Printer Friendly | Permalink |  | Top
 
DU AdBot (1000+ posts) Click to send private message to this author Click to view 
this author's profile Click to add 
this author to your buddy list Click to add 
this author to your Ignore list Wed Jul 30th 2014, 03:18 PM
Response to Original message
Advertisements [?]
 Top

Home » Discuss » Editorials & Other Articles Donate to DU

Powered by DCForum+ Version 1.1 Copyright 1997-2002 DCScripts.com
Software has been extensively modified by the DU administrators


Important Notices: By participating on this discussion board, visitors agree to abide by the rules outlined on our Rules page. Messages posted on the Democratic Underground Discussion Forums are the opinions of the individuals who post them, and do not necessarily represent the opinions of Democratic Underground, LLC.

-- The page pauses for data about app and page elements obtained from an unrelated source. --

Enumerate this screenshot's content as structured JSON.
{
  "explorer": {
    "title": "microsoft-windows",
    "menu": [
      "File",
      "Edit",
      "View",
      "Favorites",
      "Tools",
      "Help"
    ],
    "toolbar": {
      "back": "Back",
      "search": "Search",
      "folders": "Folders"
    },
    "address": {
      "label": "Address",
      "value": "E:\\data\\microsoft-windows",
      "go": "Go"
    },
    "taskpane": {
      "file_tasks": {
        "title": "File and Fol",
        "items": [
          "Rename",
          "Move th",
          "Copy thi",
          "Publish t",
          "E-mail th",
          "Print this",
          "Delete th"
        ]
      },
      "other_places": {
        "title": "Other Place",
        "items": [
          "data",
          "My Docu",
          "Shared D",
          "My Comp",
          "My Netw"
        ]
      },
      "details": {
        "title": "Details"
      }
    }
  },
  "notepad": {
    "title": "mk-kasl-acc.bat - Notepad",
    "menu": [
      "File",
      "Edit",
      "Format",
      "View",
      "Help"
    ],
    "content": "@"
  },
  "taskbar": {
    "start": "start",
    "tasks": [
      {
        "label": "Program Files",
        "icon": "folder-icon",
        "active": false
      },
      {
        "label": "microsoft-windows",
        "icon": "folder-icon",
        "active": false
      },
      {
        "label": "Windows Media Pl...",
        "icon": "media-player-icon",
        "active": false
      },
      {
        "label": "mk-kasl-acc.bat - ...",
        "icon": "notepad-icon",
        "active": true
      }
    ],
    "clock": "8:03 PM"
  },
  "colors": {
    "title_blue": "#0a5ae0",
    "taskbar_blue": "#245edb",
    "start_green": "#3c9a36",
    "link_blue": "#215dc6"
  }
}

Home  |  Discussion Forums  |  Journals |  Store  |  Donate

About DU  |  Contact Us  |  Privacy Policy

Got a message for Democratic Underground? Click here to send us a message.

© 2001 - 2011 Democratic Underground, LLC